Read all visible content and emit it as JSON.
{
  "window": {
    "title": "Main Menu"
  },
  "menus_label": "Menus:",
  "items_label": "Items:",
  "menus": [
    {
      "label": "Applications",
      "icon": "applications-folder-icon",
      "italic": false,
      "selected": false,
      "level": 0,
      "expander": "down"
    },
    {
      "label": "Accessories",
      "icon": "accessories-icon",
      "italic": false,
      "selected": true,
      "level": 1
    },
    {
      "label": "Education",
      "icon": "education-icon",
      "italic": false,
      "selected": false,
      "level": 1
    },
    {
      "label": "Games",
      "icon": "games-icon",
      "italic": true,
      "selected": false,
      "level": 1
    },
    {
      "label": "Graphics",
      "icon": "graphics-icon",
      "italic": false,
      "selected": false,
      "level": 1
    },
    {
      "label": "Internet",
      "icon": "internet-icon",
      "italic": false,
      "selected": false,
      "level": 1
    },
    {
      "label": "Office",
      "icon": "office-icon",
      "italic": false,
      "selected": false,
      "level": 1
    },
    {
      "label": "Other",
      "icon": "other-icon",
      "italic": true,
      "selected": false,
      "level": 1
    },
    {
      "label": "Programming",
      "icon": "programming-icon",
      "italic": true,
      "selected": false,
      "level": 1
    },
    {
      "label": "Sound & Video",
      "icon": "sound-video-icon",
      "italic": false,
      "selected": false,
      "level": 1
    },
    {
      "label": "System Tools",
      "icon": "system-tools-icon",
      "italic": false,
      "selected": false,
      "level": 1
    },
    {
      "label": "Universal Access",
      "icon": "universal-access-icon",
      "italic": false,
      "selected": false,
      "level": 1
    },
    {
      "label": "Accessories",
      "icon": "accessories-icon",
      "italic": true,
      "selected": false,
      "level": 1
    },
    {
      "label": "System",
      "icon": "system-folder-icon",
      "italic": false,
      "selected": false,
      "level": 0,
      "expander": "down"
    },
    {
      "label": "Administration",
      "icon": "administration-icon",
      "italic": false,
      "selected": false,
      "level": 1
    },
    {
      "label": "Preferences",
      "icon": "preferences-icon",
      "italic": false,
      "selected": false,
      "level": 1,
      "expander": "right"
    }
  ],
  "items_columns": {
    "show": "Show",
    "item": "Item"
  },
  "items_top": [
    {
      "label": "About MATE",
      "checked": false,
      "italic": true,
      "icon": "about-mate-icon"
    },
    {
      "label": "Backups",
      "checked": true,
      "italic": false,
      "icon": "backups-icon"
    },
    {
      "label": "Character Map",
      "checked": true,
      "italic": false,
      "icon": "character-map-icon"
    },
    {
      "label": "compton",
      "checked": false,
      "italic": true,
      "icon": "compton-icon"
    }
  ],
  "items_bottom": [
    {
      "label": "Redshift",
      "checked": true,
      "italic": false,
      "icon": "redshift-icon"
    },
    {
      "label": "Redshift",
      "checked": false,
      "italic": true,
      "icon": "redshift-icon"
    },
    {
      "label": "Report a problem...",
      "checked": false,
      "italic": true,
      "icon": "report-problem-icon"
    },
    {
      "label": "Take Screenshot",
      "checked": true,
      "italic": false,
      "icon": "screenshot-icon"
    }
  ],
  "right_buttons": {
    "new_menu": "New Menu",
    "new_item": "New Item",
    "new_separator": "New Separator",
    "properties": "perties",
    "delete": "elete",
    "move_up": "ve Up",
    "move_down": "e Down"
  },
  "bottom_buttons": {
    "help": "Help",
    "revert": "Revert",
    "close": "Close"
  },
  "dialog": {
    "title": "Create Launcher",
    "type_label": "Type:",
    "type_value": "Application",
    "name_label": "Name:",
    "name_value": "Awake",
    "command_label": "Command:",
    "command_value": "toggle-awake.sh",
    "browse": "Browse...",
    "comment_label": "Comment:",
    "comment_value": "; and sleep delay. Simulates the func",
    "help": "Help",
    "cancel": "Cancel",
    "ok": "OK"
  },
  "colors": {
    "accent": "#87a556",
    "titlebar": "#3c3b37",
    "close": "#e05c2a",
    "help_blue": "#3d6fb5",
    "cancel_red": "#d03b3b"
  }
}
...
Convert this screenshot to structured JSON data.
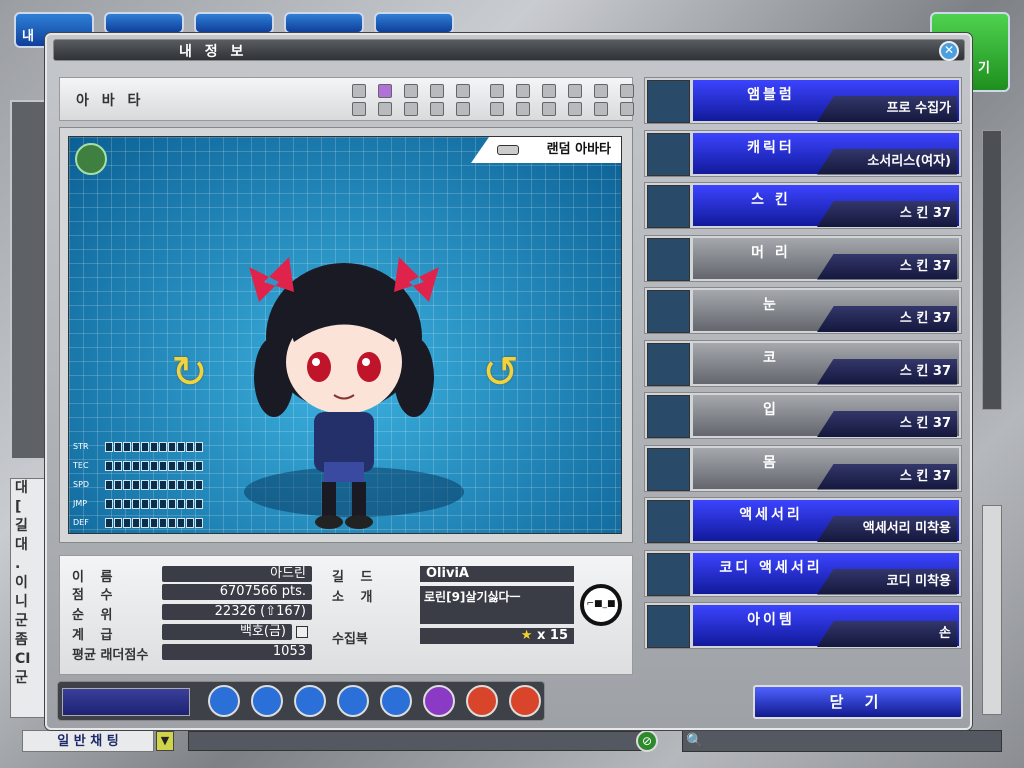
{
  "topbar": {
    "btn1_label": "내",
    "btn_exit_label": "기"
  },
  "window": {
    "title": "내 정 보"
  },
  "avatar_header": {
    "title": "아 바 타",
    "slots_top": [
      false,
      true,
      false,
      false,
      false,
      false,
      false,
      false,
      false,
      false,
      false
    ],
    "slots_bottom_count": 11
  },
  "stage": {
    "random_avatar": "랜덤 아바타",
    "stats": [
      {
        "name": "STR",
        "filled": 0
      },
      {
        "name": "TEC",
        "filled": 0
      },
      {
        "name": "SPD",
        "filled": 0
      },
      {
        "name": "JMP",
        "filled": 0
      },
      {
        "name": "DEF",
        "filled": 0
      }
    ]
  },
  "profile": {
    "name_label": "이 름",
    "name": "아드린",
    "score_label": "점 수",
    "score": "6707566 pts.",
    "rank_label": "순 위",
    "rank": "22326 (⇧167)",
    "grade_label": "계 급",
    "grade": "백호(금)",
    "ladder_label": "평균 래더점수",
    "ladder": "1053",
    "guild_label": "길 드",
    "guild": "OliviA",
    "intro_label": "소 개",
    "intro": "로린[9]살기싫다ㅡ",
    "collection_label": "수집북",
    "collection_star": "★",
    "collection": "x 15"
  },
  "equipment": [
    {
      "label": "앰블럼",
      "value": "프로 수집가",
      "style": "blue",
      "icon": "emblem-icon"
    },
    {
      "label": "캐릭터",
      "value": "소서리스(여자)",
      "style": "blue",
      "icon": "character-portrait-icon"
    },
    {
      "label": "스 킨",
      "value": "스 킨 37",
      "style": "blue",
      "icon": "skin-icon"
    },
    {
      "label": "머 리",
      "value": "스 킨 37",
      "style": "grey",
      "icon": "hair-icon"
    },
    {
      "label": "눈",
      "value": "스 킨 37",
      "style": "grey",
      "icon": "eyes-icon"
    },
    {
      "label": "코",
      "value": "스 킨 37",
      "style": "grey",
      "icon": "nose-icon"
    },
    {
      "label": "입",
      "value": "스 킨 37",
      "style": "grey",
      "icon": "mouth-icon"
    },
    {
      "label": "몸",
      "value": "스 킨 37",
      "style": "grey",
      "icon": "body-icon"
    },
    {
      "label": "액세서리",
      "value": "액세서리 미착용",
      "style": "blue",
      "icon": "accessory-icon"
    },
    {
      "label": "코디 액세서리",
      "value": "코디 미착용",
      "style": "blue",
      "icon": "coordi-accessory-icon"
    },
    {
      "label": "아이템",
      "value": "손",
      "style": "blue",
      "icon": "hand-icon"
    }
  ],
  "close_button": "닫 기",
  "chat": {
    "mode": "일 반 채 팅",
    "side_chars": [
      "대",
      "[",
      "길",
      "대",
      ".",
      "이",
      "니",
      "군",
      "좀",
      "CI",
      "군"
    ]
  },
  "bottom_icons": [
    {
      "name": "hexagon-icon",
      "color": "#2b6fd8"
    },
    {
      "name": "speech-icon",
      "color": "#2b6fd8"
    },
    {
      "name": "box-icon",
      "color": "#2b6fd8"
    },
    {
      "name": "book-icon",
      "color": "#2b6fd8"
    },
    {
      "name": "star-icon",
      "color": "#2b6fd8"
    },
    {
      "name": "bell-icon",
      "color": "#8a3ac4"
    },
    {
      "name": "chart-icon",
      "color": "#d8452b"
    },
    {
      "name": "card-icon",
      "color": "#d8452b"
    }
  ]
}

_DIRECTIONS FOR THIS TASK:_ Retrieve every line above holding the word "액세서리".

_WRITTEN SOLUTION:_
      "label": "액세서리",
      "value": "액세서리 미착용",
      "label": "코디 액세서리",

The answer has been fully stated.